Fremder

On 4 November 2052 Fremder Gorm is found drifting in space a few megaklicks off Badu, a planet in the Fourth Galaxy He is the only survivor from Clever Daughter , a battered old tanker Why did Fremder survive
Fremder On November Fremder Gorm is found drifting in space a few megaklicks off Badu a planet in the Fourth Galaxy He is the only survivor from Clever Daughter a battered old tanker Why did Fremder

  • Title: Fremder
  • Author: Russell Hoban
  • ISBN: 9780224043700
  • Page: 301
  • Format: Hardcover
  • 1 thought on “Fremder”

    1. This is a straight-up SF piece, filtered through the logoleptic marvellousness of Russell Hoban’s usual style, and staggers around like a drunken novel in search of a less excitable and distracted author. Hoban serves up a dozen SF concepts and words per page (and drops most of them after) and slings literary quotations around like a cashier in a burger bar who has cracked and decides to bring the capitalist empire crashing to its knees by nuking the restaurant in a million squashed cow remnan [...]

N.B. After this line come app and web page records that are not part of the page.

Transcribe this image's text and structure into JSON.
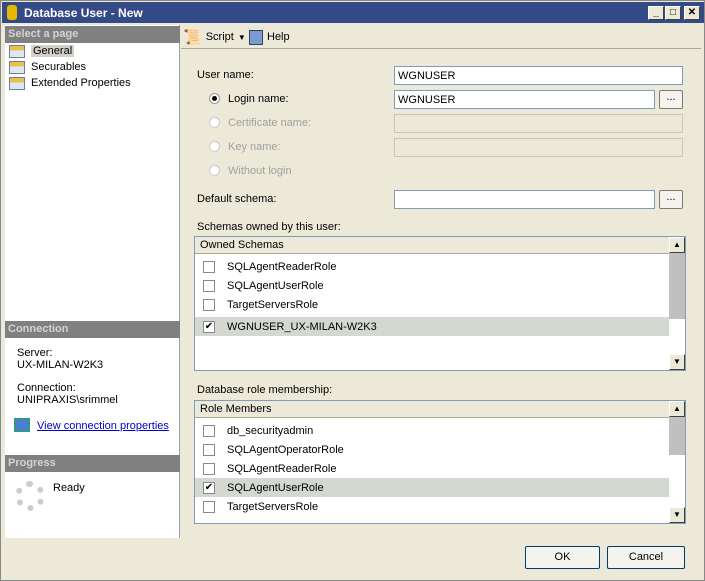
{
  "window": {
    "title": "Database User - New",
    "min": "_",
    "max": "□",
    "close": "✕"
  },
  "left": {
    "select_header": "Select a page",
    "pages": [
      "General",
      "Securables",
      "Extended Properties"
    ],
    "connection_header": "Connection",
    "server_label": "Server:",
    "server_value": "UX-MILAN-W2K3",
    "connection_label": "Connection:",
    "connection_value": "UNIPRAXIS\\srimmel",
    "view_link": "View connection properties",
    "progress_header": "Progress",
    "progress_status": "Ready"
  },
  "toolbar": {
    "script": "Script",
    "help": "Help"
  },
  "form": {
    "user_name_label": "User name:",
    "user_name_value": "WGNUSER",
    "login_name_label": "Login name:",
    "login_name_value": "WGNUSER",
    "certificate_label": "Certificate name:",
    "key_label": "Key name:",
    "without_login_label": "Without login",
    "default_schema_label": "Default schema:",
    "default_schema_value": "",
    "browse": "..."
  },
  "schemas": {
    "label": "Schemas owned by this user:",
    "header": "Owned Schemas",
    "rows": [
      {
        "name": "SQLAgentReaderRole",
        "checked": false
      },
      {
        "name": "SQLAgentUserRole",
        "checked": false
      },
      {
        "name": "TargetServersRole",
        "checked": false
      },
      {
        "name": "WGNUSER_UX-MILAN-W2K3",
        "checked": true
      }
    ]
  },
  "roles": {
    "label": "Database role membership:",
    "header": "Role Members",
    "rows": [
      {
        "name": "db_securityadmin",
        "checked": false
      },
      {
        "name": "SQLAgentOperatorRole",
        "checked": false
      },
      {
        "name": "SQLAgentReaderRole",
        "checked": false
      },
      {
        "name": "SQLAgentUserRole",
        "checked": true
      },
      {
        "name": "TargetServersRole",
        "checked": false
      }
    ]
  },
  "buttons": {
    "ok": "OK",
    "cancel": "Cancel"
  }
}
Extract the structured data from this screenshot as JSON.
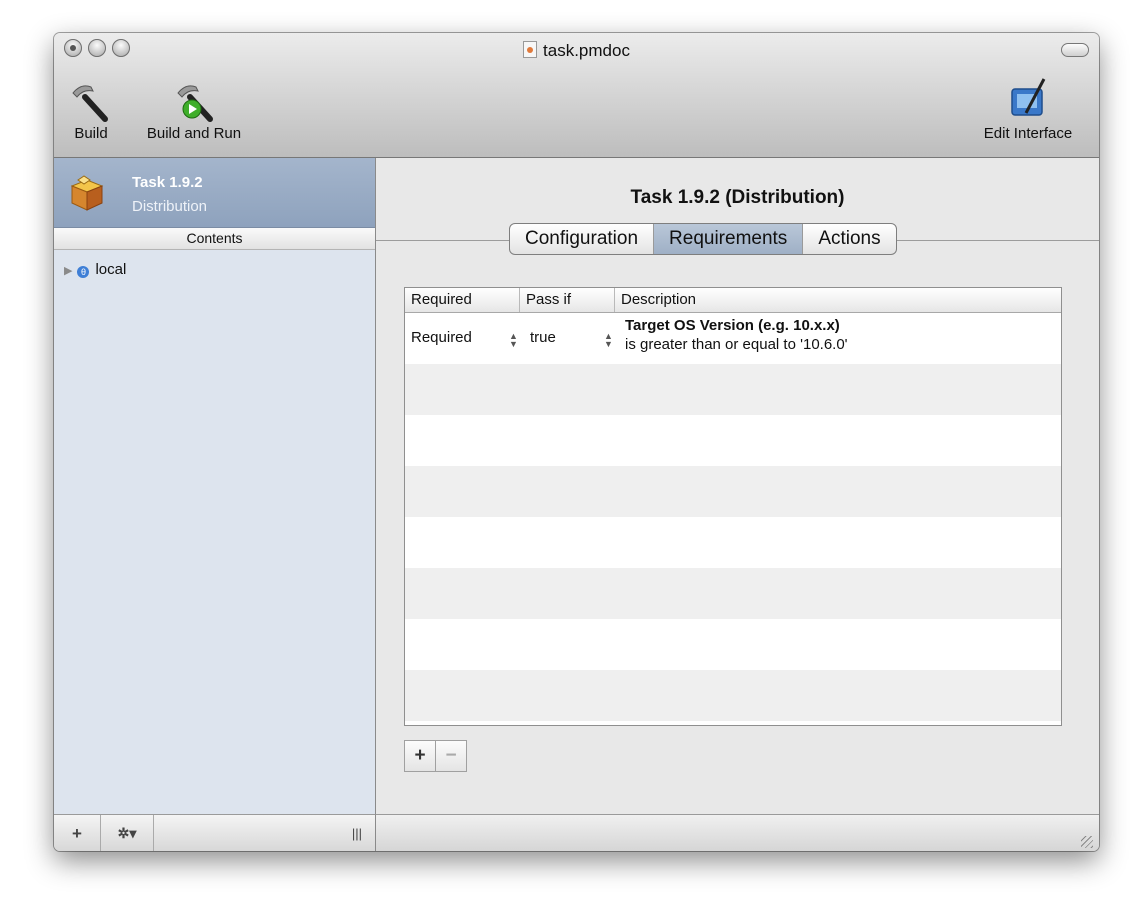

    2. Existentialist science fiction, with a funny touch and a bit of Old Testament philosophizing. Which doesn't really describe the book very well, since it's really about a lost man discovering small truths about his strange and broken family.

    3. It was a sad day when I finished this book as I knew I'd read all his other novels and there wouldn't be any others to come. But this was typical Hoban, bonkers and very imaginative with a few chuckles on the way. On the back of this book there is a quote from The Sunday Times ' Mr Hoban is unclassifiable, thank goodness. He is an original, imaginative and inventive' how true that is.

    4. Weird, fragmented, lonely and melancholy. More than a passing resemblance to Philip K Dick. Not sure if my rating does it justice: I suspect it has depths which I have totally failed to appreciate.

    5. "Holding on to the world is mostly an act of faith: you see a little bit of it in front of you and you believe in the rest of it both in time and space."Russell Hoban's Fremder uses the imaginative technology of "flickering" to explore existential experiences of both an everyday relatable nature and the extremes of the horrific. You don't so much as read as you tumble through the first half as Hoban recreates the disorientating nature of Fremder's somewhat schizophrenic experiences. The language [...]

    6. Not my usual kind of read. Whilst Hoban is not, I believe, generally known as a science fiction writer, this novel does have science fiction overtones. I would not, however, describe it as a science fiction novel -- more a literary novel using science fiction motifs to cleverly and entertainingly explore the nature of "being".Completely believable narrator and a clever, disturbing and often witty plot.

    7. I sped through the first few chapters, not really trying to grasp much. The story jumped a lot or should I reference the story and say 'flickered', which means it was probably on purpose that the author structured it that way. I soon found myself very interested in the story and where it was going. It created environment very well. The story exercises your imagination and pulls your senses along. Very submersing.

    8. I just did not understand the first 30% of this at all! Which considering it is a short book, is a bit of a shame. It picked up after that, when I figured out a sort of plot and some characters. I think I'd like to read it again. Reminded me of a less funny, less coherent, more science-y Douglas Adams. Which is alright.

    9. A science fiction novel where the spaceships are powered by Existentialism, Beat poetry, and the Old Testament (in particular the Book of Kings). Fragments a bit at the end, but I loved it. Mythic, comic, and full of wonderful prose, it's also short, only 190 pages.

    Leave a Reply

    Your email address will not be published. Required fields are marked *